The rise of the gig economy freed many Americans from the annoying commute and allows them to work from home or a nearby hipster cafe. It also means that many of us spend days leaning over the laptop on the kitchen counter, or trying to get your phone into horizontal mode while laying awkwardly on the coach, or fighting for elbow space in Starbucks rather than sit comfortably at an ergonomic office desk. “Everyone should be thinking about posture awareness and alignment—especially people who sit all day and work on laptops or desktops,” Eric Holder, MD, a Yale Medicine physiatrist, tells The Remedy. (A physiatrist is a physician with a focus on physical medicine and rehabilitation.) “One of the most common discussions I have with patients as a physiatrist specializing in spine, general musculoskeletal, and sports medicine, is the importance of posture and proper alignment for reducing back and neck pain,” Dr. Holder says. “Studies demonstrate that upright posture can improve a person’s self-esteem, mood. and energy levels,” he adds.
During the last decade, we’ve gotten addicted to our phones. One in ten millennials would rather sacrifice a finger than give up their smartphone and almost a quarter would even sacrifice one of their five senses—touch, smell, hearing, sight, and taste.
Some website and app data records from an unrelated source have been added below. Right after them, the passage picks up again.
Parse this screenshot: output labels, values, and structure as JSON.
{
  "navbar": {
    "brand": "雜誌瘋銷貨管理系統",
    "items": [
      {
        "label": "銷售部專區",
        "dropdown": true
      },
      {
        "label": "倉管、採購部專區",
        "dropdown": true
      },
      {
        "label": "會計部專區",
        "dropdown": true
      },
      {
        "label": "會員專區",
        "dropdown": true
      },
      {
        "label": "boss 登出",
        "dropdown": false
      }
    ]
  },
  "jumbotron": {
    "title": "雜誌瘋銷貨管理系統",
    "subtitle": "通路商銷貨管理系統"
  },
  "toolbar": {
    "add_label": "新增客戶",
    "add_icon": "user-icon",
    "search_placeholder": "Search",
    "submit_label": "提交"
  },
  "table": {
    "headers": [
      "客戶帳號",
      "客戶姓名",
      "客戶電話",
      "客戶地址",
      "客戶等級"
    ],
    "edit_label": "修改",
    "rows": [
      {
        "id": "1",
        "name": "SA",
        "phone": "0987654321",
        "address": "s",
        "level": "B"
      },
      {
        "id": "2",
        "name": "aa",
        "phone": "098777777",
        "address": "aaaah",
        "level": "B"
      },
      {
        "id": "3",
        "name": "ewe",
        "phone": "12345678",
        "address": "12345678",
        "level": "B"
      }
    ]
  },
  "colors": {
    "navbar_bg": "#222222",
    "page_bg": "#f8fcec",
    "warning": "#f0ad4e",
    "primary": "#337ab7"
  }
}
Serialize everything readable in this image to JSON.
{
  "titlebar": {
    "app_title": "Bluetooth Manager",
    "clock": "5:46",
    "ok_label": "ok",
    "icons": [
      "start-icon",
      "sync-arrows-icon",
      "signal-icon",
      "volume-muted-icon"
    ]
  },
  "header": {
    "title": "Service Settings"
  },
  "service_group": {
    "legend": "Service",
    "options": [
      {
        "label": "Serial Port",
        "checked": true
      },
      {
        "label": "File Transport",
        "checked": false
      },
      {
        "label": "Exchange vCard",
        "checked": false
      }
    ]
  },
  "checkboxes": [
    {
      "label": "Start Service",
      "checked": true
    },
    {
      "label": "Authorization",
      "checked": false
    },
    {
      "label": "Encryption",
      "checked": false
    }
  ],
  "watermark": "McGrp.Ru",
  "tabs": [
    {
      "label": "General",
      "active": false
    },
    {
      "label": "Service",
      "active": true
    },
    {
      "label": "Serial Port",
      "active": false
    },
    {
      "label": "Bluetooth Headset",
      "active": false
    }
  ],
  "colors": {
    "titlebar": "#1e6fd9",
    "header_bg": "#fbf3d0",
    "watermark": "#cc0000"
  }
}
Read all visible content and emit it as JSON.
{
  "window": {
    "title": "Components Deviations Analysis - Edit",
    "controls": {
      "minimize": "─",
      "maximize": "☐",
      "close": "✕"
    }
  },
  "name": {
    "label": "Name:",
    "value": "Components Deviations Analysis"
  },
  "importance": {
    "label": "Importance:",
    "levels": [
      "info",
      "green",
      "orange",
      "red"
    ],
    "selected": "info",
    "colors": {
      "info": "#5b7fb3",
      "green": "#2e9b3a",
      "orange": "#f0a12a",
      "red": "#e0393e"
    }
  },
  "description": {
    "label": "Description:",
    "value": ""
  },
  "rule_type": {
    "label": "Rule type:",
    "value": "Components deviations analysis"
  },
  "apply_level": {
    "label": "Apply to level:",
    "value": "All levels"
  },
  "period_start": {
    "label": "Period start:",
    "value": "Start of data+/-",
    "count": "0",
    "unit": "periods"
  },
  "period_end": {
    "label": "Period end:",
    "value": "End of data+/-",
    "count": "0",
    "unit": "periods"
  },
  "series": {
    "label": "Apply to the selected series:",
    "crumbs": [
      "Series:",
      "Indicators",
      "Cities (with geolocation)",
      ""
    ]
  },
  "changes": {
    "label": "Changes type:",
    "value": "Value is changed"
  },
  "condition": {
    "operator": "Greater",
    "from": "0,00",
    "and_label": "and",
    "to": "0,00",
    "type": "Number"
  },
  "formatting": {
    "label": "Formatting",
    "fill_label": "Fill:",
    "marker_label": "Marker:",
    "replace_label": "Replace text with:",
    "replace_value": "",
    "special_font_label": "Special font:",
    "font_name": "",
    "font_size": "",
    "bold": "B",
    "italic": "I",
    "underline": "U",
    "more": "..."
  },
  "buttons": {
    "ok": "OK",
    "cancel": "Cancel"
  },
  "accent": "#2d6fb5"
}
The convenience of mobile phones comes with health dangers. “Everywhere you look, someone has something in their ears—be it earbuds or headphones—at all times. Listening to loud music is certainly not a new phenomenon. Yet now, as a society, we are listening all day long, bombarding our ears with loud sounds,” Lisa A. Perhacs, Au.D, Clinical Education Specialist at Signia tells The Remedy.
“This constant barrage of sound is doing irreversible damage to our hearing, causing the hair cells of the inner ear to be damaged which results in noise-induced hearing loss (NIHL),” says Perhacs. “Noise-induced hearing loss was mostly seen in the likes of factory workers or military but now it is a common thread among all ages and backgrounds. According to a 2012 survey by the Centers for Disease Control and Prevention, nearly 1 in 4 of U.S. adults 20-69 years old have NIHL. That number is staggering, and unfortunately, probably also increasing.” And to live your happiest and healthiest life, don’t miss these 70 Things You Should Never Do For Your Health.